For the foregoing reasons, I must conclude that this Court has no jurisdiction to determine the validity of the regulations involved in this controversy upon the ground that such regulations are unconstitutional, or upon any other grounds. Therefore, the motions to quash on this ground are denied, and the demurrers on this ground are overruled.[3] Other grounds of the motions, in my opinion, are without merit, and will be overruled.

Counsel may present an appropriate order in accordance with the conclusions herein reached.

NOTES

[1] Rottenberg v. United States, 1 Cir., 137 F.2d 850; Henderson v. Burd, 2 Cir., 133 F.2d 515, 146 A.L.R. 714; Taylor v. Brown, Em.App., 137 F.2d 654; Henderson v. Kimmel, D.C., 47 F. Supp. 635; Dieffenbaugh v. Cook, D.C., 47 F. Supp. 645; United States v. J. Slobodkin Co., D.C., 48 F. Supp. 913; United States v. C. Thomas Stores, D. C., 49 F. Supp. 111. See also United States v. Macintosh, 283 U.S. 605, 622, 51 S. Ct. 570, 75 L. Ed. 1302; Block v. Hirsh, 256 U.S. 135, 41 S. Ct. 458, 65 L. Ed. 865, 16 A.L.R. 165; Kline v. Burke Const. Co., 260 U.S. 226, 233, 43 S. Ct. 79, 67 L. Ed. 226, 24 A.L.R. 1077; Highland v. Russell Car & Snow Plow Co., 279 U.S. 253, 49 S. Ct. 314, 73 L. Ed. 688; Myers v. Bethlehem Shipbuilding Corp., 303 U.S. 41, 50, 51, 58 S. Ct. 459, 82 L. Ed. 638.
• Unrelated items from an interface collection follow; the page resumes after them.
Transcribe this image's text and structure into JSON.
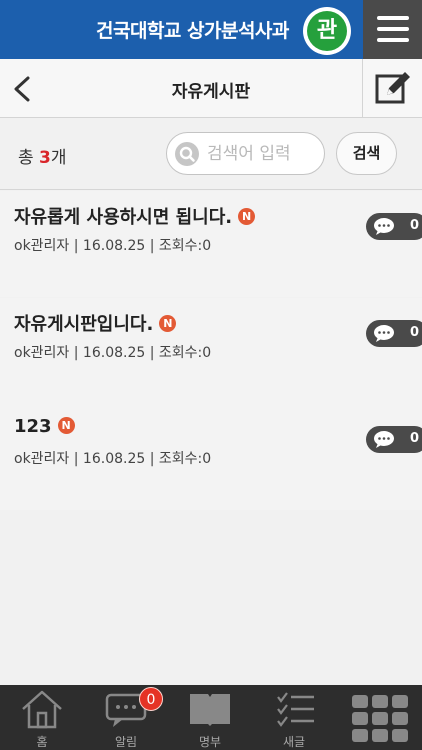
{
  "app": {
    "title": "건국대학교 상가분석사과",
    "badge": "관"
  },
  "header": {
    "title": "자유게시판"
  },
  "search": {
    "total_prefix": "총 ",
    "total_count": "3",
    "total_suffix": "개",
    "placeholder": "검색어 입력",
    "button": "검색"
  },
  "posts": [
    {
      "title": "자유롭게 사용하시면 됩니다.",
      "new_badge": "N",
      "meta": "ok관리자 | 16.08.25 | 조회수:0",
      "comments": "0"
    },
    {
      "title": "자유게시판입니다.",
      "new_badge": "N",
      "meta": "ok관리자 | 16.08.25 | 조회수:0",
      "comments": "0"
    },
    {
      "title": "123",
      "new_badge": "N",
      "meta": "ok관리자 | 16.08.25 | 조회수:0",
      "comments": "0"
    }
  ],
  "nav": {
    "items": [
      {
        "label": "홈",
        "icon": "home-icon"
      },
      {
        "label": "알림",
        "icon": "chat-icon",
        "badge": "0"
      },
      {
        "label": "명부",
        "icon": "book-icon"
      },
      {
        "label": "새글",
        "icon": "checklist-icon"
      },
      {
        "label": "",
        "icon": "grid-icon"
      }
    ]
  }
}
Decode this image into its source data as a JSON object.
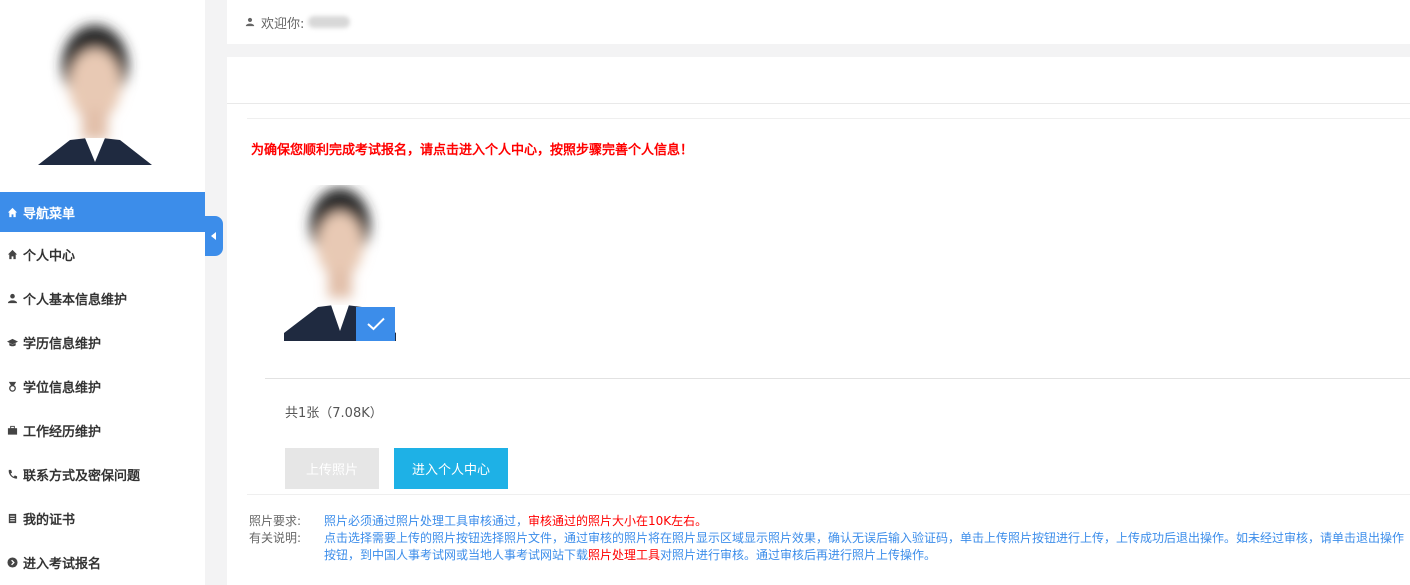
{
  "topbar": {
    "welcome": "欢迎你:"
  },
  "sidebar": {
    "items": [
      {
        "label": "导航菜单",
        "icon": "home-icon"
      },
      {
        "label": "个人中心",
        "icon": "home-icon"
      },
      {
        "label": "个人基本信息维护",
        "icon": "user-icon"
      },
      {
        "label": "学历信息维护",
        "icon": "graduation-cap-icon"
      },
      {
        "label": "学位信息维护",
        "icon": "medal-icon"
      },
      {
        "label": "工作经历维护",
        "icon": "briefcase-icon"
      },
      {
        "label": "联系方式及密保问题",
        "icon": "phone-icon"
      },
      {
        "label": "我的证书",
        "icon": "certificate-icon"
      },
      {
        "label": "进入考试报名",
        "icon": "circle-arrow-icon"
      }
    ]
  },
  "main": {
    "notice": "为确保您顺利完成考试报名，请点击进入个人中心，按照步骤完善个人信息！",
    "count": "共1张（7.08K）",
    "upload_label": "上传照片",
    "enter_label": "进入个人中心",
    "req_label": "照片要求:",
    "req_text": "照片必须通过照片处理工具审核通过，",
    "req_red": "审核通过的照片大小在10K左右。",
    "note_label": "有关说明:",
    "note_text1": "点击选择需要上传的照片按钮选择照片文件，通过审核的照片将在照片显示区域显示照片效果，确认无误后输入验证码，单击上传照片按钮进行上传，上传成功后退出操作。如未经过审核，请单击退出操作按钮，到中国人事考试网或当地人事考试网站下载",
    "note_red": "照片处理工具",
    "note_text2": "对照片进行审核。通过审核后再进行照片上传操作。"
  },
  "colors": {
    "accent": "#3c8dea",
    "button": "#1eb1e6",
    "warning": "#ff0000"
  }
}
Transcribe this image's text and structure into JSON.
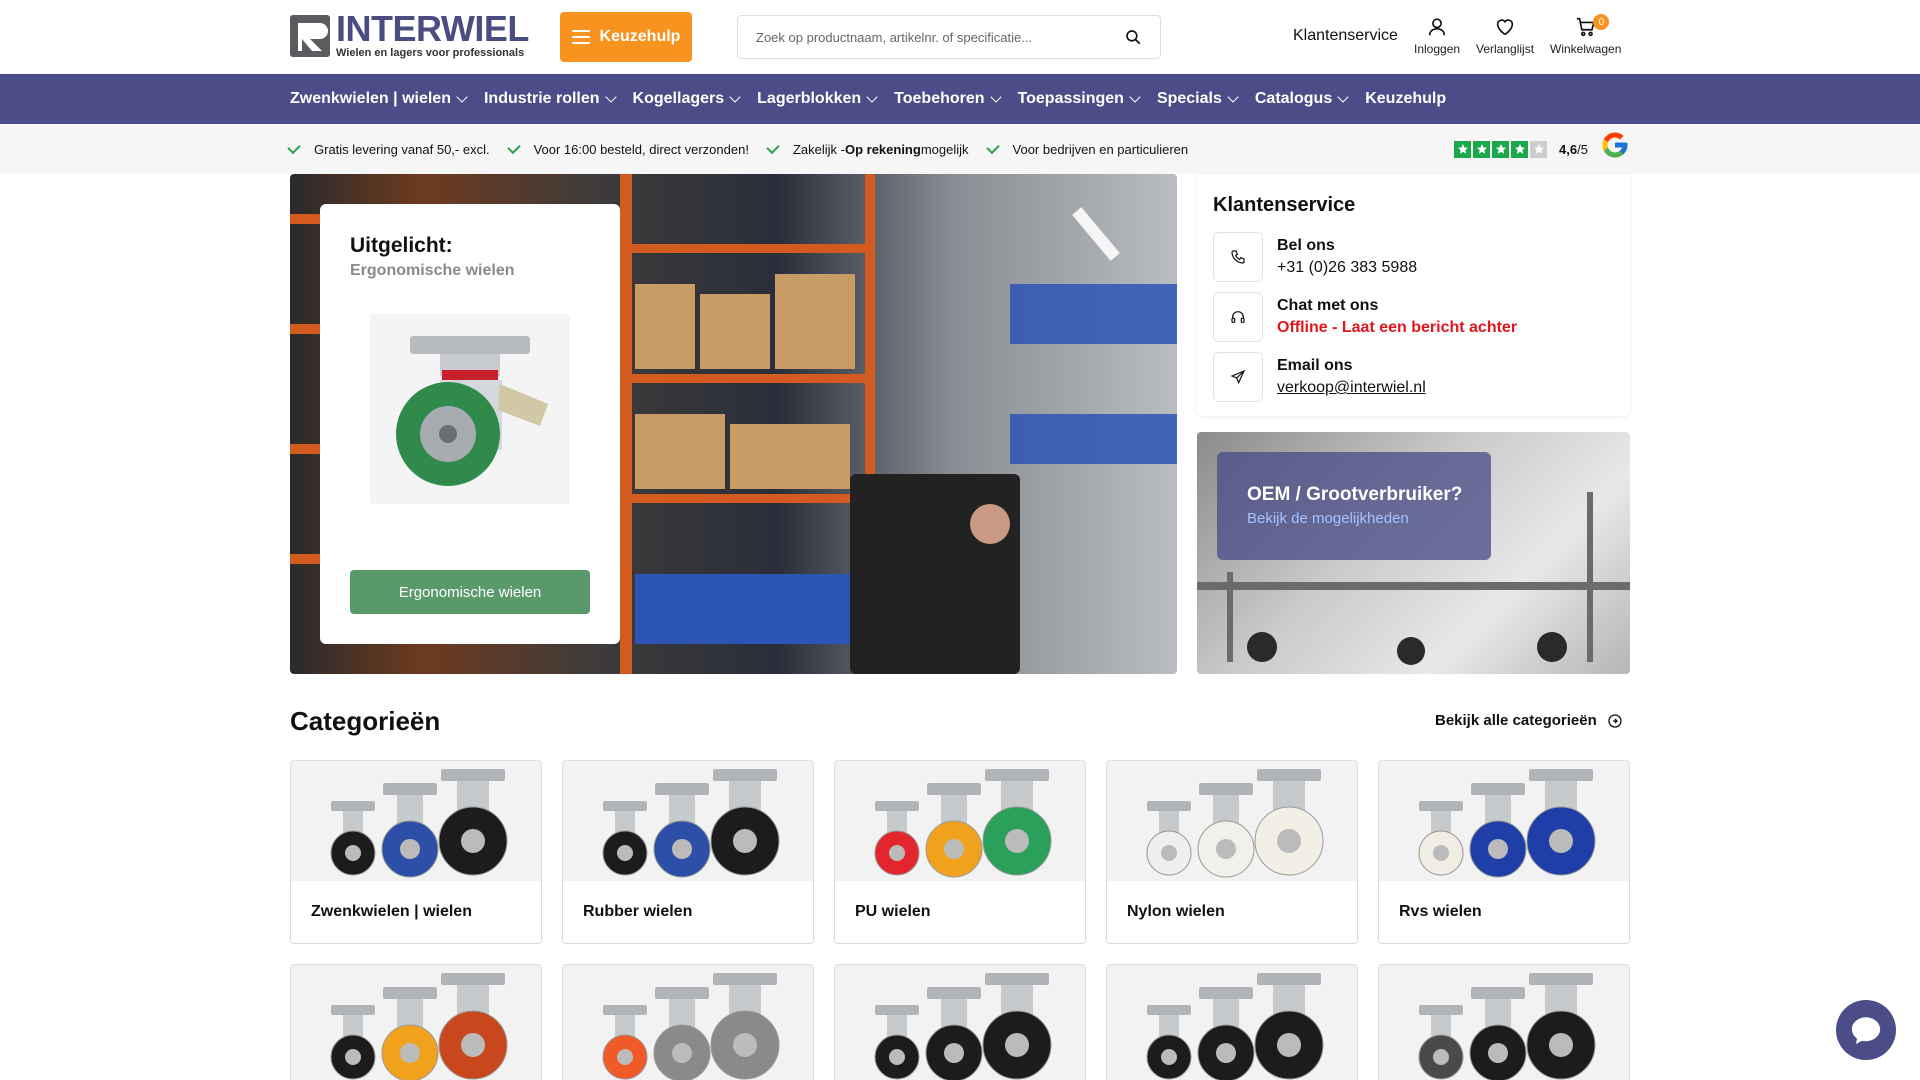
{
  "header": {
    "logo_name": "INTERWIEL",
    "logo_tagline": "Wielen en lagers voor professionals",
    "keuzehulp_label": "Keuzehulp",
    "search_placeholder": "Zoek op productnaam, artikelnr. of specificatie...",
    "klantenservice_label": "Klantenservice",
    "login_label": "Inloggen",
    "wishlist_label": "Verlanglijst",
    "cart_label": "Winkelwagen",
    "cart_count": "0"
  },
  "nav": {
    "items": [
      {
        "label": "Zwenkwielen | wielen",
        "dropdown": true
      },
      {
        "label": "Industrie rollen",
        "dropdown": true
      },
      {
        "label": "Kogellagers",
        "dropdown": true
      },
      {
        "label": "Lagerblokken",
        "dropdown": true
      },
      {
        "label": "Toebehoren",
        "dropdown": true
      },
      {
        "label": "Toepassingen",
        "dropdown": true
      },
      {
        "label": "Specials",
        "dropdown": true
      },
      {
        "label": "Catalogus",
        "dropdown": true
      },
      {
        "label": "Keuzehulp",
        "dropdown": false
      }
    ]
  },
  "usp": {
    "items": [
      "Gratis levering vanaf 50,- excl.",
      "Voor 16:00 besteld, direct verzonden!",
      "Voor bedrijven en particulieren"
    ],
    "zakelijk_prefix": "Zakelijk - ",
    "zakelijk_bold": "Op rekening",
    "zakelijk_suffix": " mogelijk",
    "rating_value": "4,6",
    "rating_scale": "/5",
    "stars_filled": 4,
    "stars_total": 5
  },
  "hero": {
    "title": "Uitgelicht:",
    "subtitle": "Ergonomische wielen",
    "button_label": "Ergonomische wielen"
  },
  "klantenservice": {
    "title": "Klantenservice",
    "phone_label": "Bel ons",
    "phone_value": "+31 (0)26 383 5988",
    "chat_label": "Chat met ons",
    "chat_value": "Offline - Laat een bericht achter",
    "email_label": "Email ons",
    "email_value": "verkoop@interwiel.nl"
  },
  "oem": {
    "title": "OEM / Grootverbruiker?",
    "link": "Bekijk de mogelijkheden"
  },
  "categories": {
    "title": "Categorieën",
    "view_all": "Bekijk alle categorieën",
    "items": [
      {
        "name": "Zwenkwielen | wielen",
        "wheel_colors": [
          "#1c1c1c",
          "#2e4fa8",
          "#1c1c1c"
        ]
      },
      {
        "name": "Rubber wielen",
        "wheel_colors": [
          "#1c1c1c",
          "#2e4fa8",
          "#1c1c1c"
        ]
      },
      {
        "name": "PU wielen",
        "wheel_colors": [
          "#e3262d",
          "#f0a21c",
          "#2aa05a"
        ]
      },
      {
        "name": "Nylon wielen",
        "wheel_colors": [
          "#efefef",
          "#f2f0ea",
          "#f2efe4"
        ]
      },
      {
        "name": "Rvs wielen",
        "wheel_colors": [
          "#f0ede2",
          "#1f3ea8",
          "#1f3ea8"
        ]
      }
    ],
    "row2_wheel_colors": [
      [
        "#1c1c1c",
        "#f0a21c",
        "#c8471d"
      ],
      [
        "#f05a28",
        "#8a8a8a",
        "#8a8a8a"
      ],
      [
        "#1c1c1c",
        "#1c1c1c",
        "#1c1c1c"
      ],
      [
        "#1c1c1c",
        "#1c1c1c",
        "#1c1c1c"
      ],
      [
        "#4a4a4a",
        "#1c1c1c",
        "#1c1c1c"
      ]
    ]
  },
  "colors": {
    "brand": "#4a4d87",
    "accent": "#f7931e",
    "success": "#2ea34a",
    "offline": "#e3161e",
    "hero_button": "#5a9a6a"
  }
}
[2] Congressional Record, Vol. 76, Part 4, page 4225; Congressional Record, Vol. 76, Part 2, page 1621.

[3] Cf. cases cited under footnote 1 in this opinion.